The scholar Daniel Boorstin observed, "The greatest obstacle to discovery is not ignorance, it is the illusion of knowledge." Boorstin, a renowned historian and author who wrote, The Genius of American Politics, Democracy and Its Discontents, and The Lost World of Thomas Jefferson, was right. Sometimes overcoming challenges requires letting go of assumptions. As he put it, "If we think we know something, then we face an obstacle to innovation." Boy was he ever right. When you look at the state of health quality in the industiralized world, especially in the US, it serves as a good example of what Boorstin is talking about.
Don't believe me ? The chief medical officer of the American Cancer Society, Dr. Otis Brawley, has a book out, How We Do Harm: A Doctor Breaks Ranks About Being Sick in America, that makes this case in full. Brawley tells of doctors who select treatment based on payment they will receive, rather than on demonstrated scientific results; hospitals and pharmaceutical companies that seek out patients to treat even if they are not actually ill (but as long as their insurance will pay); a public primed to swallow the latest pill, no matter the cost; and rising healthcare costs for unnecessary—and often unproven—treatments that we all pay for. Here are a few choice excerpts (keep in mind that Otis is a highly regarded Doctor):
"I have seen enough to conclude that no incident of failure in American medicine should be dismissed as an aberration. Failure is the system. America does not have a health-care system.

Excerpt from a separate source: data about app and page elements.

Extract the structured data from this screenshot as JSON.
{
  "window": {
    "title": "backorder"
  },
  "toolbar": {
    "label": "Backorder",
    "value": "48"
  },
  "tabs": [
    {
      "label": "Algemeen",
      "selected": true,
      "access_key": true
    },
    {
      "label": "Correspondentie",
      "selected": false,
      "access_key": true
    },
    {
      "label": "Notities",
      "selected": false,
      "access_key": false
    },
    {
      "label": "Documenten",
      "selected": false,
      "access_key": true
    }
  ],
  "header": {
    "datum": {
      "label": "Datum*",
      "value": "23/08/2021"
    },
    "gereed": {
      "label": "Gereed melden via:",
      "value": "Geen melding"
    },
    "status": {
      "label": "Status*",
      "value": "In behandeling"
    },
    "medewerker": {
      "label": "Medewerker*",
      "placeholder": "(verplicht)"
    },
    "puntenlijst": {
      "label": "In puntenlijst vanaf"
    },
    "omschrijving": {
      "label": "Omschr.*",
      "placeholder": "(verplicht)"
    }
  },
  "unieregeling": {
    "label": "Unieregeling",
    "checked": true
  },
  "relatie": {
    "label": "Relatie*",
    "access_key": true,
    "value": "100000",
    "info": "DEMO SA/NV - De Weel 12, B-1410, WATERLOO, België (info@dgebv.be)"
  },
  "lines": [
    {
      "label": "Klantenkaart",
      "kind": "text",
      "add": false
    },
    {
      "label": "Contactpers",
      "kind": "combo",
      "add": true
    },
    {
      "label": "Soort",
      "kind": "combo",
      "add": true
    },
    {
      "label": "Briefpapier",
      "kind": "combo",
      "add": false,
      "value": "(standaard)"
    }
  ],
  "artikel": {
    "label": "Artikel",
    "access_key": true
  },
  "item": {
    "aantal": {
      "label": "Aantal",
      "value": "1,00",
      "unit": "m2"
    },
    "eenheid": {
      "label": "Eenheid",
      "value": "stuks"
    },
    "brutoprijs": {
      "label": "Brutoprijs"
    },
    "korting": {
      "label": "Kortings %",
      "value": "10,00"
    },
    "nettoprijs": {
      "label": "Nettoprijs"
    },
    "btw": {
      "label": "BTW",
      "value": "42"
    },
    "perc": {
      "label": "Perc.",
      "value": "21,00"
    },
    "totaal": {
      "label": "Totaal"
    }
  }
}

We have a sick-care system, and "system" is not an accurate word to describe it because "system" denotes organization. Too often, helping the patient isn't the point. Economic incentives can dictate that the patient be ground up as expensively as possible with the goal of maximizing the cut of every practitioner who gets involved."
I think similar problems extend into the fitness and wellness industries, although they are not as sigificant financially. There are health clubs and fitness brands whose main focus is still trying to "sell" memberships convincing people that they'll look great naked or in a swimsuit this summer. Attrition rates for health clubs hover around 40% or higher (that means 40% of people quit each year), while obesity rates soar. The majority of professionals working in fitness do not maintain general certifications and many industry groups fight industry standards. Why ? For the same reasons that exist in the sick care delivery system.
The causes of this problem are "pigs at the trough". The main interest for many is in maintaining the status quo and not doing things differently, so long as the same people can make a buck. Watch the video clip from Dr. Brawley below and please tell me, Bryan O'Rourke, what do you think? Do you think there are too many in the sick care and the fitness business that are more interested in making a buck than helping people get well and healthier ? I think that is true for some; let's change it. Here's the good news, some people are and the sick care system, health clubs And fitness brands should keep theior eyes on new emerging models that will provide better solutions. Keep your eyes out for my upcoming post on WellnessFX to prove the point.
About the author:
Bryan O’Rourke is a health club industry expert, technologist, financier, and shareholder and executive in several fitness companies. He consults with global brands, serves as a member of the GGFA Think Tank is Chair of the Medical Fitness Association’s Education Committee, is President of the Fitness Industry Technology Council and a partner in Fitmarc, Integerus, Fitsomo and the Flywheel Group. To learn more contact Bryan here today .